Helpful ways to avoid becoming physically dependent on opioids
SALT LAKE CITY — Clinical studies have shown that a person taking opioids can become physically dependent on opioids in just seven days. Now more than ever we need to educate ourselves on the dangers of opioids. Furthermore, we need to look at alternative ways to approach pain management.
According to Dr. Jon Benfield, DO with Intermountain Healthcare, there are multiple ways to help avoid becoming physically dependent on opioids — beginning with breaking down how pain is affecting you.
“In a clinic, it’s really a one-on-one conversation to identify first. Where they’re having pain at, how long they’ve had the pain … and evaluating what’s causing the pain and what’s been done to treat it,” Dr. Benfield says.
While restrictions have increased on opioid prescriptions, Dr. Benfield was quick to point out that each patient is different and requires their own specific outcome.
“With any medication, opioids included, we should be direct with what we prescribe. We know what we’re prescribing it for. We know what our outcomes should be for that specific patient,” he added.
Understanding the risk to benefit ratio of taking prescribed medications
Dr. Benfield also says that the conversation surrounding opioids is so important because of the risk to benefit ratio that is involved with taking a prescribed medication.
“With opioids, other medications as well, it’s always a risk [to] benefit ratio. That’s balanced with what the patient is going through,” according to Dr. Benfield.
It’s also very important to understand that the same medications that work for one person, might not working someone else. This becomes even more true for patients who are already on a specific medication.
“One of the things that we look really closely at with patients who are on opioids is are they on other medications. [Specifically], benzodiazepines or other medications that may interact with the opioid that would increase the risk,” he says.
At the end of the day, if you have any questions regarding your prescription and potential side effects, Dr. Benfield recommends reaching out to your provider immediately.
“Take your prescription as prescribed and [if you] have any questions, have the confidence to reach out to your provider to have those questions answered,” he concluded.
To learn more ways to avoid becoming physically dependent on opioids listen to the Project Recovery podcast
For more information on ways to avoid becoming physically dependent on opioids, you can visit Project Recovery on Facebook, KSL TV, or Know Your Script.
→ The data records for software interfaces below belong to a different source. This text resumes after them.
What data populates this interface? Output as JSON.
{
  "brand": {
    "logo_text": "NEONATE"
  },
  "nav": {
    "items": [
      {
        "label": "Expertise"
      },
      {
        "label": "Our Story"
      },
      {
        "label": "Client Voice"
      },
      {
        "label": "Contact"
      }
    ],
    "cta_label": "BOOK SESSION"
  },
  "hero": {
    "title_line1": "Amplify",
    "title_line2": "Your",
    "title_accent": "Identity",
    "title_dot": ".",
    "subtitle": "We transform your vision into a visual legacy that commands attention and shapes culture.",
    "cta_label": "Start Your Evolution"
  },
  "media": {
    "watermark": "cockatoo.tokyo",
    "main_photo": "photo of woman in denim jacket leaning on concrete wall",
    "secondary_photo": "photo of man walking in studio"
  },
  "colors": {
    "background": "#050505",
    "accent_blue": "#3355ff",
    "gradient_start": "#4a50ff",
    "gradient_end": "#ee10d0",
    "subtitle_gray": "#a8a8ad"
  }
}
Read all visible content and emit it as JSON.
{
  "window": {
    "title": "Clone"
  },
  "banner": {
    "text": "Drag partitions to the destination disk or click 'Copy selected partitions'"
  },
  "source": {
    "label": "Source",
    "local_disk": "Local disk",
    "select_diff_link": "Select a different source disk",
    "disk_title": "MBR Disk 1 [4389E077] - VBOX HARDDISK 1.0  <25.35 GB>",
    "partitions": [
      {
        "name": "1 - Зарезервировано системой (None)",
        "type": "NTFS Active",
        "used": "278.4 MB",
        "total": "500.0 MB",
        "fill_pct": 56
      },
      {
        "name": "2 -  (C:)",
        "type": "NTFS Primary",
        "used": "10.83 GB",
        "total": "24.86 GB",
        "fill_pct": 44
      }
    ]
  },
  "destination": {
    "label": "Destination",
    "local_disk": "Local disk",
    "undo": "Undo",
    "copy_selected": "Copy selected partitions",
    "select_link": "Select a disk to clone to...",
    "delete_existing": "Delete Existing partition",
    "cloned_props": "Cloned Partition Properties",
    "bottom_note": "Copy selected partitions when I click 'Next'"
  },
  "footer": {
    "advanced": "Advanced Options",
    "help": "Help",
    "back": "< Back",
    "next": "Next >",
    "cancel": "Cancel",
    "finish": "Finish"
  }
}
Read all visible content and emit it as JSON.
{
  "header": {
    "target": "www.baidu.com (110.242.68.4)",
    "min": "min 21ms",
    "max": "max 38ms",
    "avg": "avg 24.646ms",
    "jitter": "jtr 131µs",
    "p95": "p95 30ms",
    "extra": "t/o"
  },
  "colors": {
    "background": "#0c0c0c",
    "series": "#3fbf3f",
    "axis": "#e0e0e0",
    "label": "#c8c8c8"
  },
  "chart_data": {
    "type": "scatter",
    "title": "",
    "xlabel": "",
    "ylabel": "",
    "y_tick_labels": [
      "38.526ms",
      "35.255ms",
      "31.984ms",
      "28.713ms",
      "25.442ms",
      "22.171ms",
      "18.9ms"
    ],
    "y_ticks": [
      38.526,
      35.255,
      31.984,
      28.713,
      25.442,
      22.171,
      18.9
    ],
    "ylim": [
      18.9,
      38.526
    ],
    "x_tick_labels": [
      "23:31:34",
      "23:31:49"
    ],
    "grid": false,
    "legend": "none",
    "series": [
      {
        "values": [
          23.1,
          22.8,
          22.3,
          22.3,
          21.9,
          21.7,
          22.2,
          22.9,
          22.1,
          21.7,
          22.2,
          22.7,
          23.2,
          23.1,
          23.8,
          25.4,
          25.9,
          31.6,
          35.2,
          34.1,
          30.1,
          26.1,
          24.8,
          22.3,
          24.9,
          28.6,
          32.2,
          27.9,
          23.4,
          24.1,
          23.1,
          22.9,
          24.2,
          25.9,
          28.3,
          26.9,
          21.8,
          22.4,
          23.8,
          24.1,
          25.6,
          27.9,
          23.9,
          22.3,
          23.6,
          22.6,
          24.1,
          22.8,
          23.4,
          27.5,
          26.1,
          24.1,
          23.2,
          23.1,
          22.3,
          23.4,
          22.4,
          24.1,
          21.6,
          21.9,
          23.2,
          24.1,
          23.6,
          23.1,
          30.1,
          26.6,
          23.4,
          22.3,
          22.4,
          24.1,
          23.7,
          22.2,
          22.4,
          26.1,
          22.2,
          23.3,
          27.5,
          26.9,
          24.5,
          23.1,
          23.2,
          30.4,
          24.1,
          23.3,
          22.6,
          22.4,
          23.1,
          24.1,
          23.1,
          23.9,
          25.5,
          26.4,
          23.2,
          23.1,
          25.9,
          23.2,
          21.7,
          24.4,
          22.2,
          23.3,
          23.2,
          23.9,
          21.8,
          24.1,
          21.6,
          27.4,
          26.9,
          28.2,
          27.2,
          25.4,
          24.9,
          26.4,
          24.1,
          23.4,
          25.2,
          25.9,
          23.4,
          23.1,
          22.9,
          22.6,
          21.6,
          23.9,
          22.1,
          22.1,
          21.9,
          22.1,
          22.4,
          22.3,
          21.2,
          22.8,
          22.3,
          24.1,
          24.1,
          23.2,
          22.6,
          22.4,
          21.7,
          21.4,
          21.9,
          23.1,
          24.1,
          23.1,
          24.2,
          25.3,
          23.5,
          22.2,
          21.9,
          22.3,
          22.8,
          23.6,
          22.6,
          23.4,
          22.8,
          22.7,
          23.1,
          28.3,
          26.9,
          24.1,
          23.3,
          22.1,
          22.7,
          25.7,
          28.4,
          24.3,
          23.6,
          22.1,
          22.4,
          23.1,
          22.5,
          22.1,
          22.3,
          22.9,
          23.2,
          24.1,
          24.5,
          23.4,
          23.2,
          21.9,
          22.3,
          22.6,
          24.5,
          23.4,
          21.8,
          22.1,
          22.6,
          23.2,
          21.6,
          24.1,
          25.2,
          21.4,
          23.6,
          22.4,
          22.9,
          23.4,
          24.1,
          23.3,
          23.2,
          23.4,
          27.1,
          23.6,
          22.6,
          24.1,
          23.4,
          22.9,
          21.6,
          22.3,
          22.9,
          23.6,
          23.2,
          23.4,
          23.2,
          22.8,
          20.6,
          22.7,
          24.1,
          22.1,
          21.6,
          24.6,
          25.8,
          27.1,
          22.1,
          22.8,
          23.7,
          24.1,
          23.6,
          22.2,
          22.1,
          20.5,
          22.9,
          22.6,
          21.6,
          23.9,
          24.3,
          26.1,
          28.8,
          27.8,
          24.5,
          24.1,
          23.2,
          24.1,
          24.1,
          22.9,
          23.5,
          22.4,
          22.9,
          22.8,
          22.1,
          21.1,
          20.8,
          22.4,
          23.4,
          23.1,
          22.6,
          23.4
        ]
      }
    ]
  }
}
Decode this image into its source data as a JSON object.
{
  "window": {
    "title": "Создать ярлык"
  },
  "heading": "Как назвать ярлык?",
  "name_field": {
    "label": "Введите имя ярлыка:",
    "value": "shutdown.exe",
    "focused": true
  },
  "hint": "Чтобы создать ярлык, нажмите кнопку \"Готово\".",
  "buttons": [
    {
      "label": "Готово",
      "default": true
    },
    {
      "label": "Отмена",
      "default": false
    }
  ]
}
To hear more from Casey Scott and Dr. Matt Woolley, you can subscribe to the ‘Project Recovery’ podcast on Apple Podcasts or wherever you get major podcasts.